Requirement — Please restate the following records word for word.

Stored items from a collection:
· · ·
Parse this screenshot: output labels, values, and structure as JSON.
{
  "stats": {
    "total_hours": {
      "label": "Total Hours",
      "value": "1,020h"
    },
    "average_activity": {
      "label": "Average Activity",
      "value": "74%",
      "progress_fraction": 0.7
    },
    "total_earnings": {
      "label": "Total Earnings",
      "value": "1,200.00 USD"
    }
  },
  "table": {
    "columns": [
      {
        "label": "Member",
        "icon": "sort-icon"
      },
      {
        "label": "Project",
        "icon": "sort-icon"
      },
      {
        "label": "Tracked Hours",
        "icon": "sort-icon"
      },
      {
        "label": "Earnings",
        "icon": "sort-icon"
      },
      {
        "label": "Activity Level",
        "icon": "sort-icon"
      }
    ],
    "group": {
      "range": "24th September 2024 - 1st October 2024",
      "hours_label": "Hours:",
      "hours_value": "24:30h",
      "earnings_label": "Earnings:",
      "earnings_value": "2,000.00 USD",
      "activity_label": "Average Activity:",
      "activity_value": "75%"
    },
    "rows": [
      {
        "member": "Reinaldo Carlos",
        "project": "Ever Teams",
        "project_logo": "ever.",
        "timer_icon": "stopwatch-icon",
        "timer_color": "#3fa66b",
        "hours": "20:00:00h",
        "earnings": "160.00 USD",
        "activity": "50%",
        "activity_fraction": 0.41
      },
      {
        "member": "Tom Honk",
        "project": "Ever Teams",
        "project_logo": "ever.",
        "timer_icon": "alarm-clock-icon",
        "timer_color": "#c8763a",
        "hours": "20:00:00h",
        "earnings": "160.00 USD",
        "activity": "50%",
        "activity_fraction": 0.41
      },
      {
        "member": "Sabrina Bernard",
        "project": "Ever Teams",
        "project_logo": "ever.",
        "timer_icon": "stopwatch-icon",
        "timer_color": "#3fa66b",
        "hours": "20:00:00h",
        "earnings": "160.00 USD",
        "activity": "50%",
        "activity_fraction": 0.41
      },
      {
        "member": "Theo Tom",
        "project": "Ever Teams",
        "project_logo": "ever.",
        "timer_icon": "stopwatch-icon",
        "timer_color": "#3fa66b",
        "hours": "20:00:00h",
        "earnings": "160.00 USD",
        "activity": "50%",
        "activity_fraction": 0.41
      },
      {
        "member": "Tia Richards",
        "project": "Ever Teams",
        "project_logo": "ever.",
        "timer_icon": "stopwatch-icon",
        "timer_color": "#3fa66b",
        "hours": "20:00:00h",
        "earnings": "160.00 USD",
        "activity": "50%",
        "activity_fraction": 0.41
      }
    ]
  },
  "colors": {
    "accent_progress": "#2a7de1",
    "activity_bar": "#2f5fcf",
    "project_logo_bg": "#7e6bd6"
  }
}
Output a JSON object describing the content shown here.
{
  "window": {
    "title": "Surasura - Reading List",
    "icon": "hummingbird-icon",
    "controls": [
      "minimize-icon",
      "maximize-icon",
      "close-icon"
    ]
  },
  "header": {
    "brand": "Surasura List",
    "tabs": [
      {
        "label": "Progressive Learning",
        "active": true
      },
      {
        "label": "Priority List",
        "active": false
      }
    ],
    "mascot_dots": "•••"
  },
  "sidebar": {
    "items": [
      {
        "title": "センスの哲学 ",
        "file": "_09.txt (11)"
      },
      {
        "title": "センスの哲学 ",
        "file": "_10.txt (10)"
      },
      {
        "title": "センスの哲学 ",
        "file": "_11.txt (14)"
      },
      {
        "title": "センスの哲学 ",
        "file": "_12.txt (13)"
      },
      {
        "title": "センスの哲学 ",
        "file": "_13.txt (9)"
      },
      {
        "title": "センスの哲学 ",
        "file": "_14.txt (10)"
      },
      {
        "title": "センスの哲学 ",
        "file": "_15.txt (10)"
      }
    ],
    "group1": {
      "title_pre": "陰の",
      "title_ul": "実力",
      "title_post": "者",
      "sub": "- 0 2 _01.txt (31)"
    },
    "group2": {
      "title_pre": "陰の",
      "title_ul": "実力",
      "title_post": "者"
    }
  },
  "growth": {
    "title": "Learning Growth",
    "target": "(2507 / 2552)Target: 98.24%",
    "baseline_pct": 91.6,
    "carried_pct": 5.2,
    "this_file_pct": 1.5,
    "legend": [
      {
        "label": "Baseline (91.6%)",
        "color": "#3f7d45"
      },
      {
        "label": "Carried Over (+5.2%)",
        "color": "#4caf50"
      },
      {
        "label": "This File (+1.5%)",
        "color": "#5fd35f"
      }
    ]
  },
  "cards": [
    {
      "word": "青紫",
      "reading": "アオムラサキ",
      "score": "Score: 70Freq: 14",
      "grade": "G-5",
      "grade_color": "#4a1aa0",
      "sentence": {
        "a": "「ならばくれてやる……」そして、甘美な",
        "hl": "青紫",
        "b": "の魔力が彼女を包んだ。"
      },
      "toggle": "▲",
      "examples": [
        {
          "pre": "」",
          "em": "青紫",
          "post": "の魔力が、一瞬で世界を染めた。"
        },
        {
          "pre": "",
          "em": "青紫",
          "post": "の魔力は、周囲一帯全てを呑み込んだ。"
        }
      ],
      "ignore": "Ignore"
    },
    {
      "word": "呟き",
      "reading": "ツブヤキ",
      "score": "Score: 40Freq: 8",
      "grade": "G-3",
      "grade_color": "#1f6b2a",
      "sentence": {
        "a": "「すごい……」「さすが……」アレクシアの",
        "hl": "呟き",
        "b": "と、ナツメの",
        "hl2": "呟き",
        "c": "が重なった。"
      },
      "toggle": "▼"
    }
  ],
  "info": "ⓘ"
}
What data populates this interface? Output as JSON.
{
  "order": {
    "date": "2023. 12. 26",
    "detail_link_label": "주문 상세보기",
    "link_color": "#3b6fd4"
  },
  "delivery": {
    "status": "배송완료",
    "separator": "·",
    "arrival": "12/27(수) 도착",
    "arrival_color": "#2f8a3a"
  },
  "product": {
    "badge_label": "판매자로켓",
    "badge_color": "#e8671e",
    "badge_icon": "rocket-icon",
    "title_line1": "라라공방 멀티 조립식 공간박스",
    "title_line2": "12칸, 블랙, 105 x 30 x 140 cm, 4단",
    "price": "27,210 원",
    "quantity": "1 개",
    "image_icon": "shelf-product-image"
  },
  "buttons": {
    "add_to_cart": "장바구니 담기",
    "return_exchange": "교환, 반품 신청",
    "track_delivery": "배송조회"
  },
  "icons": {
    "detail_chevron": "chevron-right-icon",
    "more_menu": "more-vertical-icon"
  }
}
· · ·
Result —
Parse this screenshot: output labels, values, and structure as JSON.
{
  "stats": {
    "total_hours": {
      "label": "Total Hours",
      "value": "1,020h"
    },
    "average_activity": {
      "label": "Average Activity",
      "value": "74%",
      "progress_fraction": 0.7
    },
    "total_earnings": {
      "label": "Total Earnings",
      "value": "1,200.00 USD"
    }
  },
  "table": {
    "columns": [
      {
        "label": "Member",
        "icon": "sort-icon"
      },
      {
        "label": "Project",
        "icon": "sort-icon"
      },
      {
        "label": "Tracked Hours",
        "icon": "sort-icon"
      },
      {
        "label": "Earnings",
        "icon": "sort-icon"
      },
      {
        "label": "Activity Level",
        "icon": "sort-icon"
      }
    ],
    "group": {
      "range": "24th September 2024 - 1st October 2024",
      "hours_label": "Hours:",
      "hours_value": "24:30h",
      "earnings_label": "Earnings:",
      "earnings_value": "2,000.00 USD",
      "activity_label": "Average Activity:",
      "activity_value": "75%"
    },
    "rows": [
      {
        "member": "Reinaldo Carlos",
        "project": "Ever Teams",
        "project_logo": "ever.",
        "timer_icon": "stopwatch-icon",
        "timer_color": "#3fa66b",
        "hours": "20:00:00h",
        "earnings": "160.00 USD",
        "activity": "50%",
        "activity_fraction": 0.41
      },
      {
        "member": "Tom Honk",
        "project": "Ever Teams",
        "project_logo": "ever.",
        "timer_icon": "alarm-clock-icon",
        "timer_color": "#c8763a",
        "hours": "20:00:00h",
        "earnings": "160.00 USD",
        "activity": "50%",
        "activity_fraction": 0.41
      },
      {
        "member": "Sabrina Bernard",
        "project": "Ever Teams",
        "project_logo": "ever.",
        "timer_icon": "stopwatch-icon",
        "timer_color": "#3fa66b",
        "hours": "20:00:00h",
        "earnings": "160.00 USD",
        "activity": "50%",
        "activity_fraction": 0.41
      },
      {
        "member": "Theo Tom",
        "project": "Ever Teams",
        "project_logo": "ever.",
        "timer_icon": "stopwatch-icon",
        "timer_color": "#3fa66b",
        "hours": "20:00:00h",
        "earnings": "160.00 USD",
        "activity": "50%",
        "activity_fraction": 0.41
      },
      {
        "member": "Tia Richards",
        "project": "Ever Teams",
        "project_logo": "ever.",
        "timer_icon": "stopwatch-icon",
        "timer_color": "#3fa66b",
        "hours": "20:00:00h",
        "earnings": "160.00 USD",
        "activity": "50%",
        "activity_fraction": 0.41
      }
    ]
  },
  "colors": {
    "accent_progress": "#2a7de1",
    "activity_bar": "#2f5fcf",
    "project_logo_bg": "#7e6bd6"
  }
}
Output a JSON object describing the content shown here.
{
  "window": {
    "title": "Surasura - Reading List",
    "icon": "hummingbird-icon",
    "controls": [
      "minimize-icon",
      "maximize-icon",
      "close-icon"
    ]
  },
  "header": {
    "brand": "Surasura List",
    "tabs": [
      {
        "label": "Progressive Learning",
        "active": true
      },
      {
        "label": "Priority List",
        "active": false
      }
    ],
    "mascot_dots": "•••"
  },
  "sidebar": {
    "items": [
      {
        "title": "センスの哲学 ",
        "file": "_09.txt (11)"
      },
      {
        "title": "センスの哲学 ",
        "file": "_10.txt (10)"
      },
      {
        "title": "センスの哲学 ",
        "file": "_11.txt (14)"
      },
      {
        "title": "センスの哲学 ",
        "file": "_12.txt (13)"
      },
      {
        "title": "センスの哲学 ",
        "file": "_13.txt (9)"
      },
      {
        "title": "センスの哲学 ",
        "file": "_14.txt (10)"
      },
      {
        "title": "センスの哲学 ",
        "file": "_15.txt (10)"
      }
    ],
    "group1": {
      "title_pre": "陰の",
      "title_ul": "実力",
      "title_post": "者",
      "sub": "- 0 2 _01.txt (31)"
    },
    "group2": {
      "title_pre": "陰の",
      "title_ul": "実力",
      "title_post": "者"
    }
  },
  "growth": {
    "title": "Learning Growth",
    "target": "(2507 / 2552)Target: 98.24%",
    "baseline_pct": 91.6,
    "carried_pct": 5.2,
    "this_file_pct": 1.5,
    "legend": [
      {
        "label": "Baseline (91.6%)",
        "color": "#3f7d45"
      },
      {
        "label": "Carried Over (+5.2%)",
        "color": "#4caf50"
      },
      {
        "label": "This File (+1.5%)",
        "color": "#5fd35f"
      }
    ]
  },
  "cards": [
    {
      "word": "青紫",
      "reading": "アオムラサキ",
      "score": "Score: 70Freq: 14",
      "grade": "G-5",
      "grade_color": "#4a1aa0",
      "sentence": {
        "a": "「ならばくれてやる……」そして、甘美な",
        "hl": "青紫",
        "b": "の魔力が彼女を包んだ。"
      },
      "toggle": "▲",
      "examples": [
        {
          "pre": "」",
          "em": "青紫",
          "post": "の魔力が、一瞬で世界を染めた。"
        },
        {
          "pre": "",
          "em": "青紫",
          "post": "の魔力は、周囲一帯全てを呑み込んだ。"
        }
      ],
      "ignore": "Ignore"
    },
    {
      "word": "呟き",
      "reading": "ツブヤキ",
      "score": "Score: 40Freq: 8",
      "grade": "G-3",
      "grade_color": "#1f6b2a",
      "sentence": {
        "a": "「すごい……」「さすが……」アレクシアの",
        "hl": "呟き",
        "b": "と、ナツメの",
        "hl2": "呟き",
        "c": "が重なった。"
      },
      "toggle": "▼"
    }
  ],
  "info": "ⓘ"
}
What data populates this interface? Output as JSON.
{
  "order": {
    "date": "2023. 12. 26",
    "detail_link_label": "주문 상세보기",
    "link_color": "#3b6fd4"
  },
  "delivery": {
    "status": "배송완료",
    "separator": "·",
    "arrival": "12/27(수) 도착",
    "arrival_color": "#2f8a3a"
  },
  "product": {
    "badge_label": "판매자로켓",
    "badge_color": "#e8671e",
    "badge_icon": "rocket-icon",
    "title_line1": "라라공방 멀티 조립식 공간박스",
    "title_line2": "12칸, 블랙, 105 x 30 x 140 cm, 4단",
    "price": "27,210 원",
    "quantity": "1 개",
    "image_icon": "shelf-product-image"
  },
  "buttons": {
    "add_to_cart": "장바구니 담기",
    "return_exchange": "교환, 반품 신청",
    "track_delivery": "배송조회"
  },
  "icons": {
    "detail_chevron": "chevron-right-icon",
    "more_menu": "more-vertical-icon"
  }
}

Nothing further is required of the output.